This paper will report on some of our findings from a national study investigating the writing demands placed on students in various disciplines, including Engineering. This is a timely study given that Reave notes that a “well-‐designed program [in Engineering] will include a solid foundation in communication skills,” something she says also requires high quality feedback. For our part of the study, we investigated which courses in our Engineering school target Attribute 7 (A7, Communication Skills) and then analyzed the course syllabi to determine whether they required written assignments. We then described these assignments according to 20 variables, such as the total number of assignments written per year, feedback provided and genre.
Ever since the accreditation board introduced them, the graduate attributes and their assessment have become the focus of most Engineering schools, so much so that Engineering course syllabi will necessarily include both a series of course outcomes and a complex chart of the expected competency levels. However, information on the assignments themselves can be far less detailed. Consequently, our findings tend to be more suggestive than definitive, though certain trends do stand out. For example, while many writing scholars, such as Paretti and Reave, would argue that students should learn the various discipline-‐specific writing genres and then be able to shape their material to satisfy the specific rhetorical demands, many course syllabi in our study simply listed “assignments” rather than specifying the kind of assignment: Civil Engineering listed 16 “assignments” of 33 (total) and Mechanical Engineering 47 of 105.Finally, even though this paucity of detail may reflect what Broadhead calls the general “paucity of requirements for writing instruction” in an Engineering school, one of the goals of the national study was to initiate discussions about the way writing is taught and supported within the departments of the schools involved.
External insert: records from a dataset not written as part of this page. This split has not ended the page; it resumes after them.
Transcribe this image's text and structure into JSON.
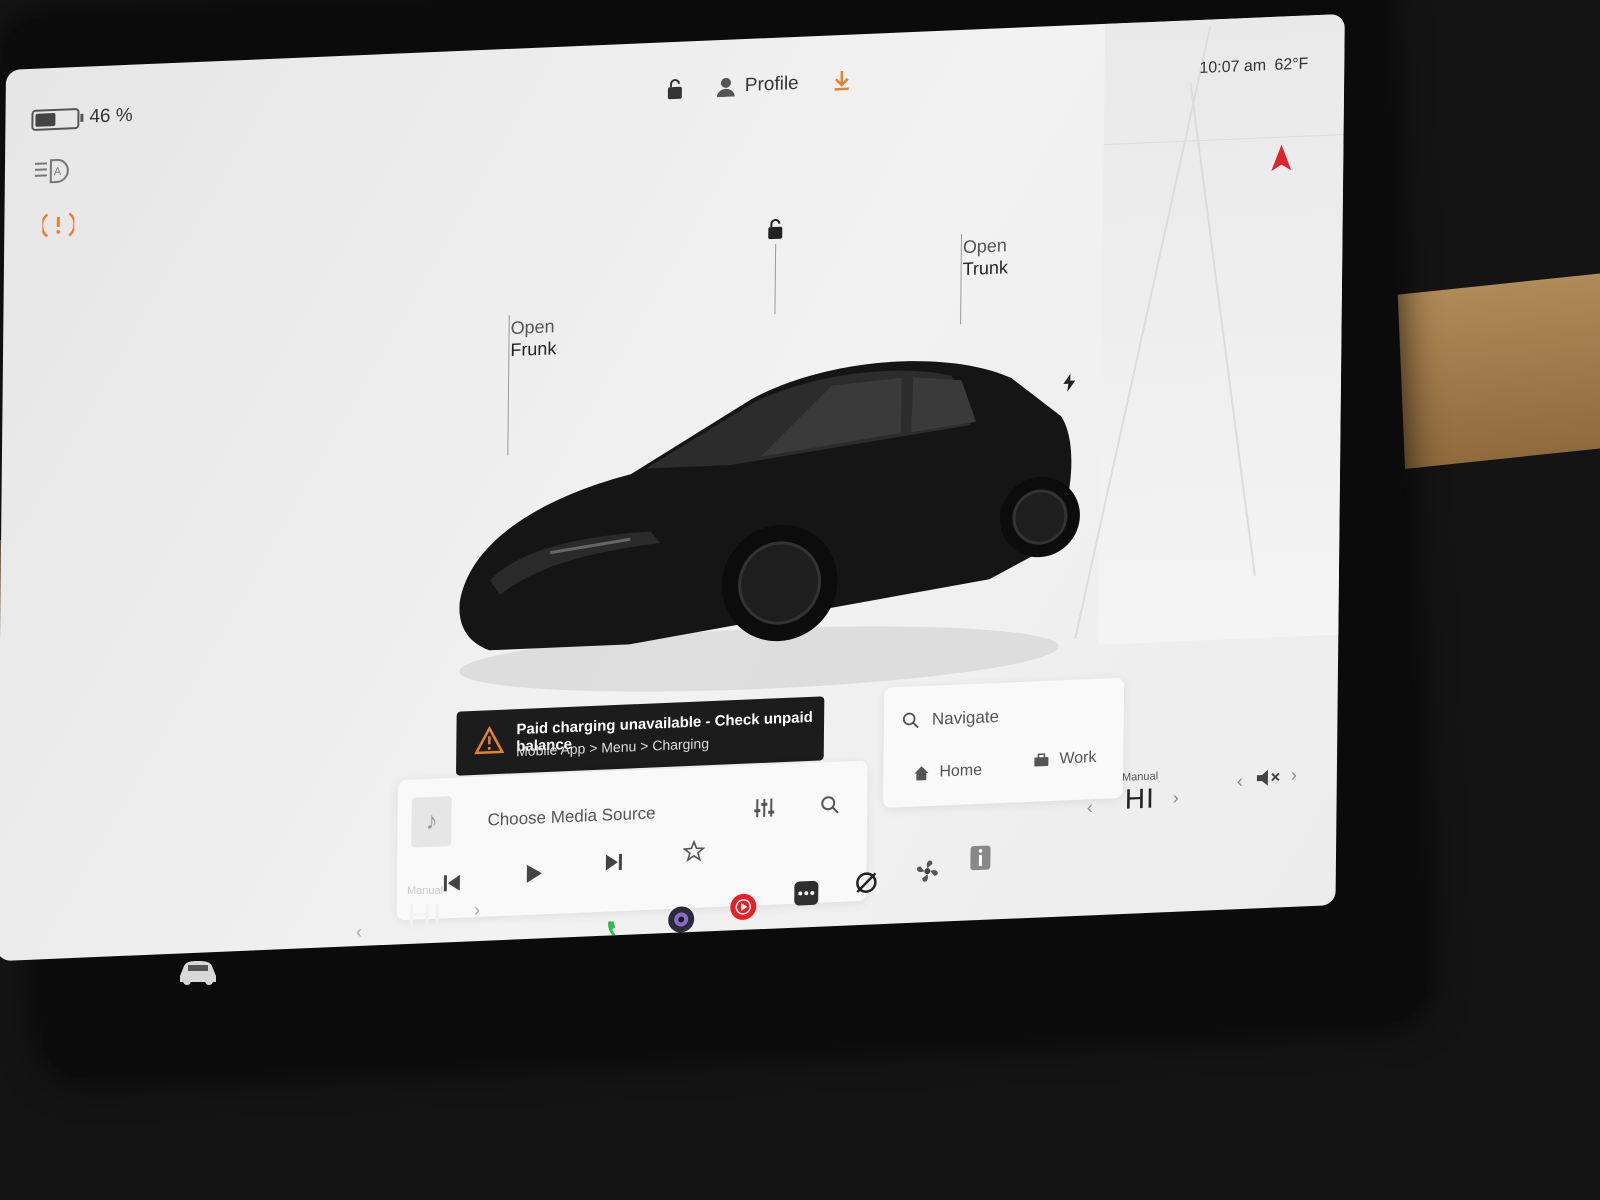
{
  "status": {
    "battery_percent": 46,
    "battery_label": "46 %",
    "profile_label": "Profile",
    "time": "10:07 am",
    "temperature": "62°F"
  },
  "car_controls": {
    "frunk": {
      "line1": "Open",
      "line2": "Frunk"
    },
    "trunk": {
      "line1": "Open",
      "line2": "Trunk"
    }
  },
  "alert": {
    "title": "Paid charging unavailable - Check unpaid balance",
    "subtitle": "Mobile App > Menu > Charging"
  },
  "media": {
    "placeholder": "Choose Media Source"
  },
  "navigation": {
    "search_label": "Navigate",
    "home_label": "Home",
    "work_label": "Work"
  },
  "climate": {
    "left": {
      "mode": "Manual",
      "value": "HI"
    },
    "right": {
      "mode": "Manual",
      "value": "HI"
    }
  },
  "colors": {
    "accent_orange": "#e8822a",
    "nav_red": "#e0242b",
    "phone_green": "#2dbf4e",
    "youtube_red": "#ee1c24"
  },
  "icons": [
    "battery-icon",
    "lock-icon",
    "profile-icon",
    "download-icon",
    "headlight-auto-icon",
    "tire-pressure-warning-icon",
    "nav-arrow-icon",
    "charge-port-icon",
    "warning-icon",
    "music-note-icon",
    "equalizer-icon",
    "search-icon",
    "home-icon",
    "briefcase-icon",
    "prev-track-icon",
    "play-icon",
    "next-track-icon",
    "star-icon",
    "car-icon",
    "phone-icon",
    "camera-icon",
    "youtube-music-icon",
    "more-apps-icon",
    "bluetooth-off-icon",
    "fan-icon",
    "info-icon",
    "volume-muted-icon"
  ]
}
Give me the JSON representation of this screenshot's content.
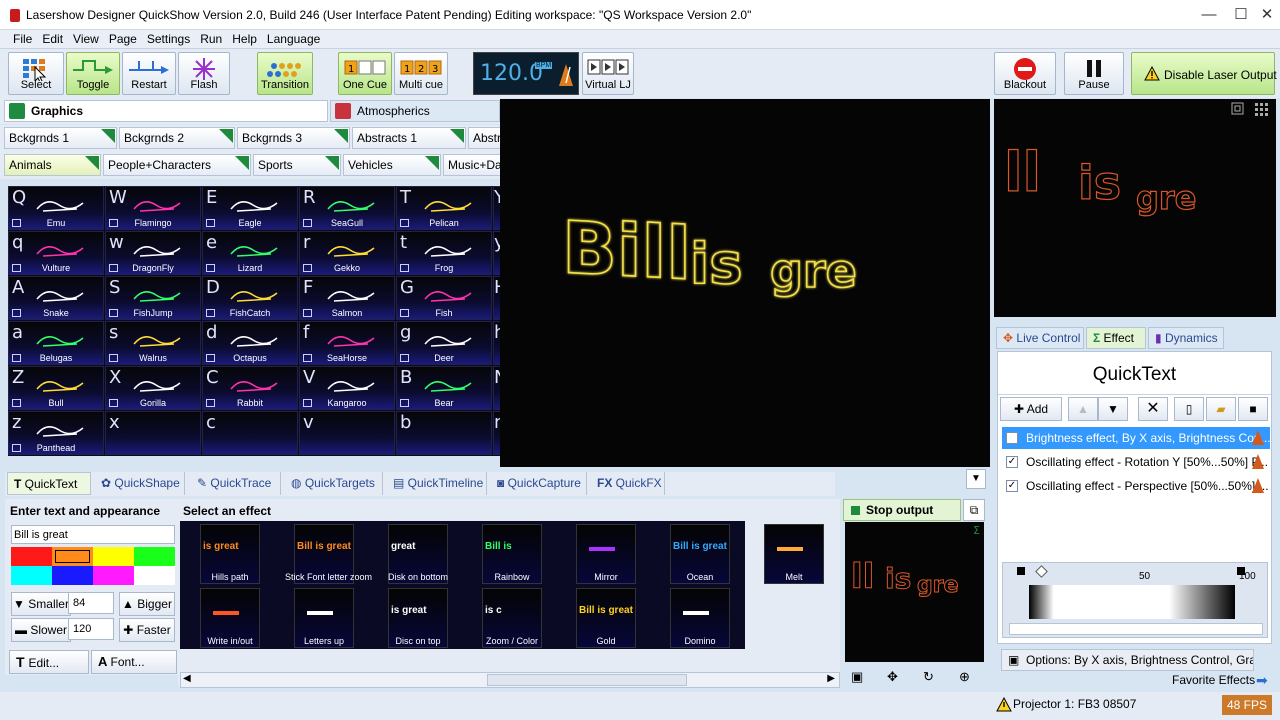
{
  "window": {
    "title": "Lasershow Designer QuickShow   Version 2.0, Build 246   (User Interface Patent Pending)   Editing workspace: \"QS Workspace Version 2.0\"",
    "controls": [
      "—",
      "☐",
      "✕"
    ]
  },
  "menu": [
    "File",
    "Edit",
    "View",
    "Page",
    "Settings",
    "Run",
    "Help",
    "Language"
  ],
  "toolbar": {
    "select": "Select",
    "toggle": "Toggle",
    "restart": "Restart",
    "flash": "Flash",
    "transition": "Transition",
    "one_cue": "One Cue",
    "multi_cue": "Multi cue",
    "bpm": "120.0",
    "bpm_unit": "BPM",
    "virtual_lj": "Virtual LJ",
    "blackout": "Blackout",
    "pause": "Pause",
    "disable_laser": "Disable Laser Output"
  },
  "categories": [
    {
      "label": "Graphics",
      "color": "#1e8c3f"
    },
    {
      "label": "Atmospherics",
      "color": "#c8323c"
    }
  ],
  "group_tabs_row1": [
    "Bckgrnds 1",
    "Bckgrnds 2",
    "Bckgrnds 3",
    "Abstracts 1",
    "Abstra"
  ],
  "group_tabs_row2": [
    "Animals",
    "People+Characters",
    "Sports",
    "Vehicles",
    "Music+Dan"
  ],
  "cues": [
    [
      {
        "k": "Q",
        "n": "Emu"
      },
      {
        "k": "W",
        "n": "Flamingo"
      },
      {
        "k": "E",
        "n": "Eagle"
      },
      {
        "k": "R",
        "n": "SeaGull"
      },
      {
        "k": "T",
        "n": "Pelican"
      }
    ],
    [
      {
        "k": "q",
        "n": "Vulture"
      },
      {
        "k": "w",
        "n": "DragonFly"
      },
      {
        "k": "e",
        "n": "Lizard"
      },
      {
        "k": "r",
        "n": "Gekko"
      },
      {
        "k": "t",
        "n": "Frog"
      }
    ],
    [
      {
        "k": "A",
        "n": "Snake"
      },
      {
        "k": "S",
        "n": "FishJump"
      },
      {
        "k": "D",
        "n": "FishCatch"
      },
      {
        "k": "F",
        "n": "Salmon"
      },
      {
        "k": "G",
        "n": "Fish"
      }
    ],
    [
      {
        "k": "a",
        "n": "Belugas"
      },
      {
        "k": "s",
        "n": "Walrus"
      },
      {
        "k": "d",
        "n": "Octapus"
      },
      {
        "k": "f",
        "n": "SeaHorse"
      },
      {
        "k": "g",
        "n": "Deer"
      }
    ],
    [
      {
        "k": "Z",
        "n": "Bull"
      },
      {
        "k": "X",
        "n": "Gorilla"
      },
      {
        "k": "C",
        "n": "Rabbit"
      },
      {
        "k": "V",
        "n": "Kangaroo"
      },
      {
        "k": "B",
        "n": "Bear"
      }
    ],
    [
      {
        "k": "z",
        "n": "Panthead"
      },
      {
        "k": "x",
        "n": ""
      },
      {
        "k": "c",
        "n": ""
      },
      {
        "k": "v",
        "n": ""
      },
      {
        "k": "b",
        "n": ""
      }
    ]
  ],
  "right_keys": [
    "Y",
    "y",
    "H",
    "h",
    "N",
    "n"
  ],
  "preview_text": {
    "part1": "Bill",
    "part2": "is",
    "part3": "gre"
  },
  "bottom_tabs": [
    "QuickText",
    "QuickShape",
    "QuickTrace",
    "QuickTargets",
    "QuickTimeline",
    "QuickCapture",
    "QuickFX"
  ],
  "quicktext": {
    "header": "Enter text and appearance",
    "text_value": "Bill is great",
    "colors": [
      "#ff1a1a",
      "#ff8c1a",
      "#ffff00",
      "#1aff1a",
      "#00ffff",
      "#1a1aff",
      "#ff1aff",
      "#ffffff"
    ],
    "smaller": "Smaller",
    "size_value": "84",
    "bigger": "Bigger",
    "slower": "Slower",
    "speed_value": "120",
    "faster": "Faster",
    "edit": "Edit...",
    "font": "Font..."
  },
  "effects": {
    "header": "Select an effect",
    "items": [
      {
        "n": "Hills path",
        "t": "is great",
        "c": "#ff8c1a"
      },
      {
        "n": "Stick Font letter zoom",
        "t": "Bill is great",
        "c": "#ff8c1a"
      },
      {
        "n": "Disk on bottom",
        "t": "great",
        "c": "#ffffff"
      },
      {
        "n": "Rainbow",
        "t": "Bill is",
        "c": "#33ff66"
      },
      {
        "n": "Mirror",
        "t": "",
        "c": "#aa33ff"
      },
      {
        "n": "Ocean",
        "t": "Bill is great",
        "c": "#33aaff"
      },
      {
        "n": "Melt",
        "t": "",
        "c": "#ffaa33"
      },
      {
        "n": "Write in/out",
        "t": "",
        "c": "#ff5522"
      },
      {
        "n": "Letters up",
        "t": "",
        "c": "#ffffff"
      },
      {
        "n": "Disc on top",
        "t": "is great",
        "c": "#ffffff"
      },
      {
        "n": "Zoom / Color",
        "t": "is c",
        "c": "#ffffff"
      },
      {
        "n": "Gold",
        "t": "Bill is great",
        "c": "#ffd21a"
      },
      {
        "n": "Domino",
        "t": "",
        "c": "#ffffff"
      }
    ]
  },
  "stop_output": "Stop output",
  "right_tabs": [
    "Live Control",
    "Effect",
    "Dynamics"
  ],
  "qt_panel": {
    "title": "QuickText",
    "add": "Add",
    "effect_list": [
      {
        "label": "Brightness effect, By X axis, Brightness Con...",
        "checked": true,
        "selected": true
      },
      {
        "label": "Oscillating effect - Rotation Y [50%...50%] P...",
        "checked": true,
        "selected": false
      },
      {
        "label": "Oscillating effect - Perspective [50%...50%] ...",
        "checked": true,
        "selected": false
      }
    ],
    "scale_mid": "50",
    "scale_end": "100",
    "options": "Options: By X axis, Brightness Control, Gradient"
  },
  "favorite_effects": "Favorite Effects",
  "status": {
    "projector": "Projector 1: FB3 08507",
    "fps": "48 FPS"
  }
}
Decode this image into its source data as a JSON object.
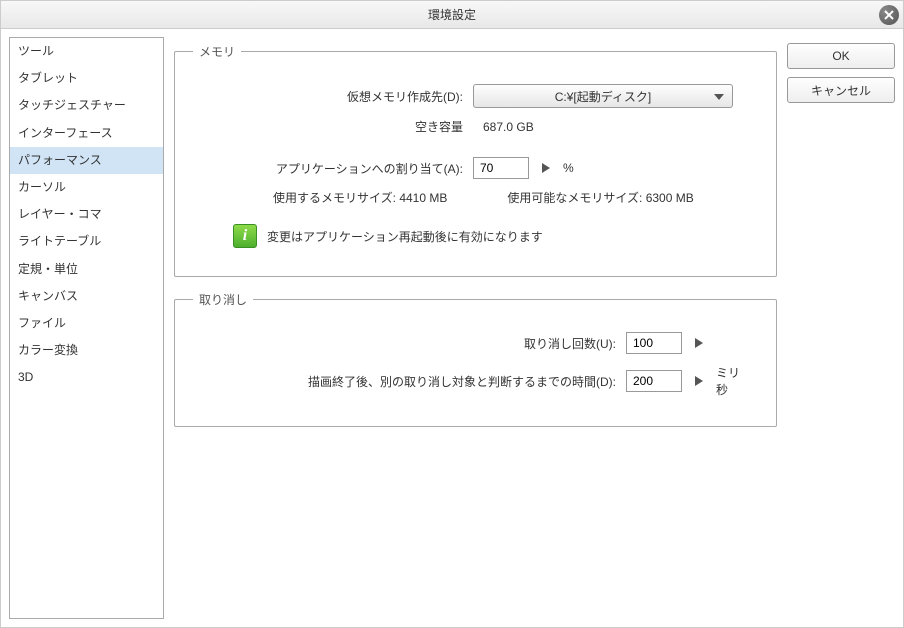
{
  "window": {
    "title": "環境設定"
  },
  "sidebar": {
    "items": [
      "ツール",
      "タブレット",
      "タッチジェスチャー",
      "インターフェース",
      "パフォーマンス",
      "カーソル",
      "レイヤー・コマ",
      "ライトテーブル",
      "定規・単位",
      "キャンバス",
      "ファイル",
      "カラー変換",
      "3D"
    ],
    "selectedIndex": 4
  },
  "buttons": {
    "ok": "OK",
    "cancel": "キャンセル"
  },
  "memory": {
    "legend": "メモリ",
    "vm_label": "仮想メモリ作成先(D):",
    "vm_value": "C:¥[起動ディスク]",
    "free_label": "空き容量",
    "free_value": "687.0 GB",
    "alloc_label": "アプリケーションへの割り当て(A):",
    "alloc_value": "70",
    "alloc_unit": "%",
    "used_label": "使用するメモリサイズ:",
    "used_value": "4410 MB",
    "avail_label": "使用可能なメモリサイズ:",
    "avail_value": "6300 MB",
    "notice": "変更はアプリケーション再起動後に有効になります"
  },
  "undo": {
    "legend": "取り消し",
    "count_label": "取り消し回数(U):",
    "count_value": "100",
    "delay_label": "描画終了後、別の取り消し対象と判断するまでの時間(D):",
    "delay_value": "200",
    "delay_unit": "ミリ秒"
  }
}
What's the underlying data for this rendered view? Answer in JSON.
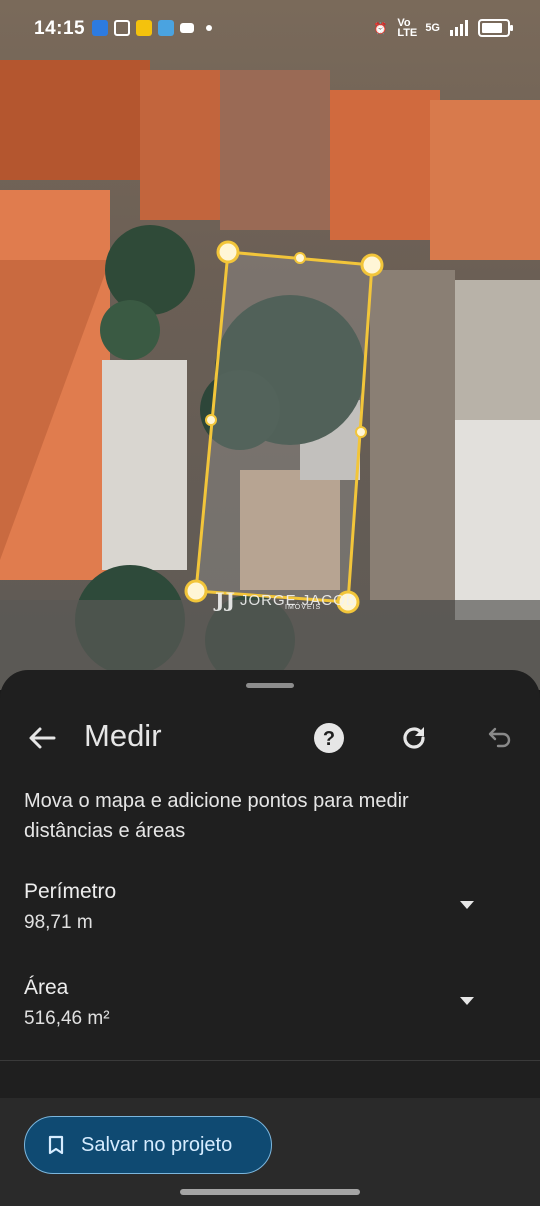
{
  "status_bar": {
    "time": "14:15",
    "network_label": "Vo LTE",
    "signal_label": "5G"
  },
  "map": {
    "watermark": "JORGE JACOB",
    "watermark_sub": "IMÓVEIS",
    "outline_color": "#f2c53a"
  },
  "sheet": {
    "title": "Medir",
    "description": "Mova o mapa e adicione pontos para medir distâncias e áreas",
    "perimeter_label": "Perímetro",
    "perimeter_value": "98,71 m",
    "area_label": "Área",
    "area_value": "516,46 m²",
    "save_label": "Salvar no projeto"
  },
  "icons": {
    "back": "arrow-left-icon",
    "help": "help-circle-icon",
    "refresh": "refresh-icon",
    "undo": "undo-icon",
    "expand": "chevron-down-icon",
    "bookmark": "bookmark-icon"
  }
}
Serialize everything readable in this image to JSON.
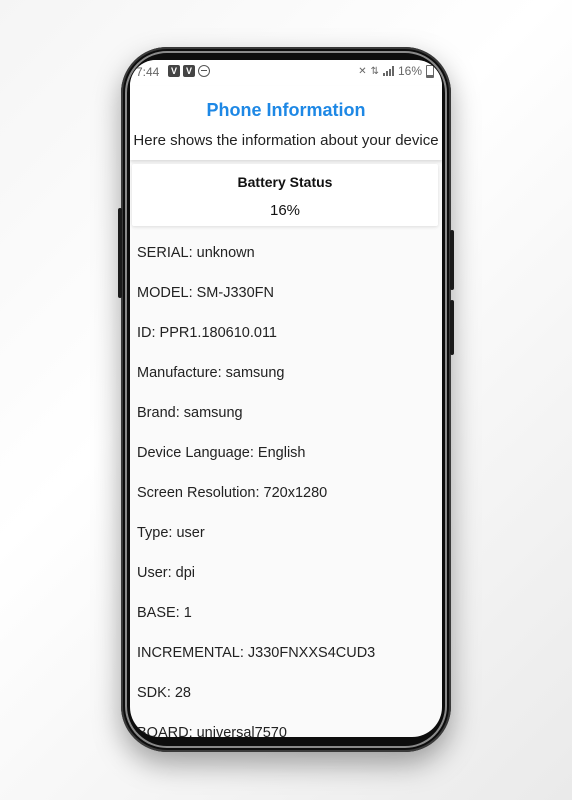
{
  "status_bar": {
    "time": "7:44",
    "badge1": "V",
    "badge2": "V",
    "battery_text": "16%",
    "icons": [
      "mute-icon",
      "data-icon",
      "signal-icon",
      "battery-icon",
      "dnd-icon"
    ]
  },
  "header": {
    "title": "Phone Information",
    "subtitle": "Here shows the information about your device",
    "title_color": "#1e88e5"
  },
  "battery": {
    "title": "Battery Status",
    "value": "16%"
  },
  "info": [
    "SERIAL: unknown",
    "MODEL: SM-J330FN",
    "ID: PPR1.180610.011",
    "Manufacture: samsung",
    "Brand: samsung",
    "Device Language: English",
    "Screen Resolution: 720x1280",
    "Type: user",
    "User: dpi",
    "BASE: 1",
    "INCREMENTAL: J330FNXXS4CUD3",
    "SDK: 28",
    "BOARD: universal7570"
  ]
}
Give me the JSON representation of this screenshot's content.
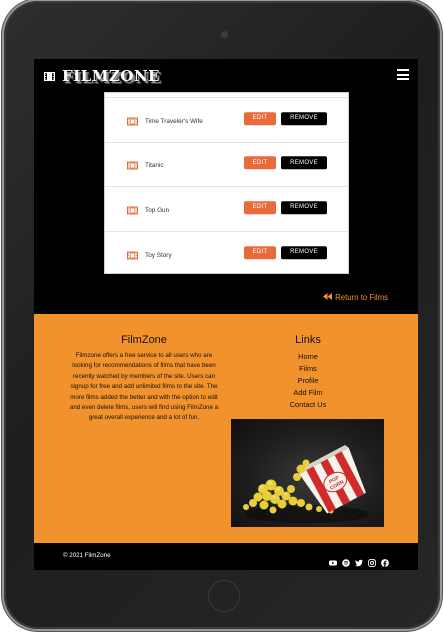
{
  "navbar": {
    "brand": "FILMZONE",
    "brand_icon": "film-icon",
    "menu_icon": "hamburger-menu-icon"
  },
  "films": [
    {
      "title": "Time Traveler's Wife",
      "edit_label": "EDIT",
      "remove_label": "REMOVE"
    },
    {
      "title": "Titanic",
      "edit_label": "EDIT",
      "remove_label": "REMOVE"
    },
    {
      "title": "Top Gun",
      "edit_label": "EDIT",
      "remove_label": "REMOVE"
    },
    {
      "title": "Toy Story",
      "edit_label": "EDIT",
      "remove_label": "REMOVE"
    }
  ],
  "return_link": {
    "label": "Return to Films",
    "icon": "backward-icon"
  },
  "footer": {
    "about_title": "FilmZone",
    "about_text": "Filmzone offers a free service to all users who are looking for recommendations of films that have been recently watched by members of the site. Users can signup for free and add unlimited films to the site. The more films added the better and with the option to edit and even delete films, users will find using FilmZone a great overall experience and a lot of fun.",
    "links_title": "Links",
    "links": [
      "Home",
      "Films",
      "Profile",
      "Add Film",
      "Contact Us"
    ],
    "image": "popcorn-image"
  },
  "bottom_bar": {
    "copyright": "© 2021 FilmZone",
    "social_icons": [
      "youtube-icon",
      "spotify-icon",
      "twitter-icon",
      "instagram-icon",
      "facebook-icon"
    ]
  },
  "colors": {
    "accent_orange": "#f2922c",
    "edit_button": "#e96b3c",
    "background": "#000000"
  }
}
Our study’s findings, suggestive as they are, may be able to initiate that discussion.